Walking With Sluts

Slutwalk Toronto happened today, as scheduled. Some 1500 women, men, and people of all gender expressions, converged in front of the Ontario Provincial Legislature at Queen’s Park, and marched peacefully to police headquarters on College St. This was in response to an incident on January 24th, when a Toronto Police spokeperson caused widespread outrage by suggesting that “women should avoid dressing like sluts in order not to be victimized”.

A group of Toronto women took to social media to organize a show of strength against the blaming of rape victims by the system.

photo by Woresh Mean

A couple of days ago, I conducted an e-mail interview with Sonya JF Barnett, one of the lead organizers of the event.

Q: How did you feel when you first heard the words “women should avoid dressing like sluts in order not to be victimized” coming from the Toronto Police?

A: Absolutely appalled.

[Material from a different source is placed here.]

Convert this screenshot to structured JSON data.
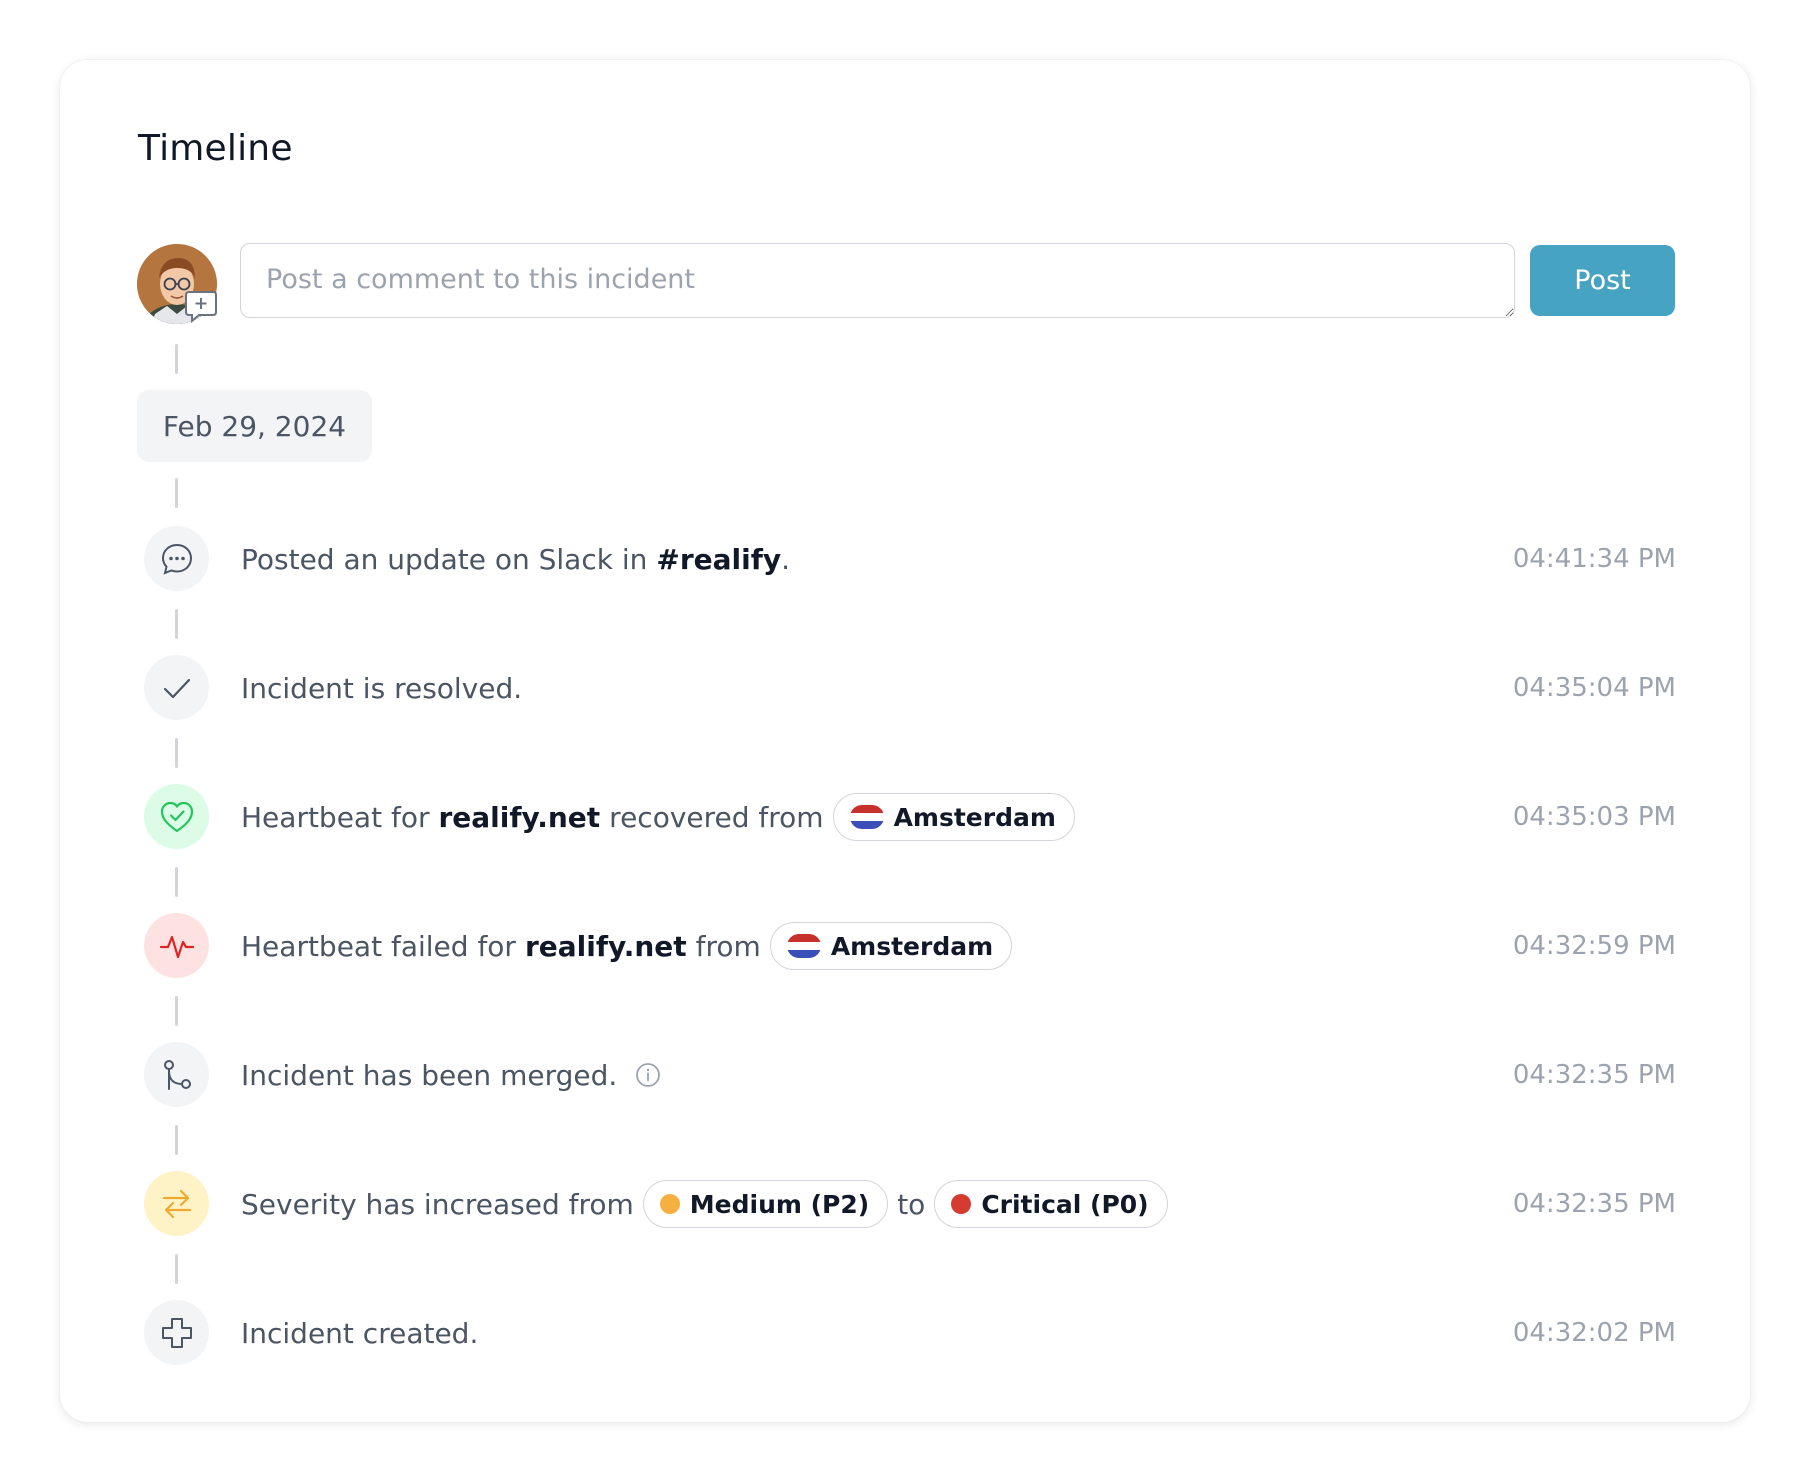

Even though I’m engaged in a sexually liberated and creative community that uses the modern definition of the word ‘slut’, hearing it slung from a police officer was very disheartening. I knew exactly what context he had used it in {as an epithet} and I realized that education in the use of the word was important for our protective services.

Q: How did the concept of Slutwalk come about? Were you influenced by any other movements?

A: SlutWalk was conceptualized as a reaction to the harshness of the word. If it was going to be slung out, we were going to sling it back, with our own spin. We weren’t influenced necessarily by specific movements, but by simple motivation to do something. Our team is a spirited bunch that are confident in standing up for what we believe in.

(Interview continued after the break)

photo by Ivy Cuervo

Q: Were you surprised by the enthusiasm and earned media it generated, like the column by Heather Mallick?

A: We are constantly blown away by the amount of attention we’ve garnered. Not all of it has been good, and that’s no surprise, but for the most part, the reaction has been phenomenal. To be acknowledged not only by Big Media, but by others who we respect, like writers & activists, and by people sharing their own stories is both unexpected and incredibly inspiring.

Q: What do you hope to accomplish?

A: We want to start a conversation about the use of language, and to have our protective services truly take part in our community in teaching against victim-blaming.

Q: What would you say to someone who said that dressing modestly to avoid unwelcome attention was “just common sense”?

A: Firstly, “modestly” is subjective. Secondly, attracting attention should not equal attracting assault. Someone shouldn’t have to restrict themselves from attracting one person’s positive attention for fear of attracting another’s negative attention.

Q: Where will you go from here? Any hopes of having Slutwalk go global?

A: We’re actually not quite sure. It was originally just going to be our own comment against the officer’s statement, but with all the attention and support, it looks like we’ll be around for a while. In what capacity, we’re just not sure yet.


See more photos, and follow the aftermath, at the Slutwalk Facebook Page.

I am Creative Director at Acart Communications, a Canadian Social Issues Marketing agency. Read more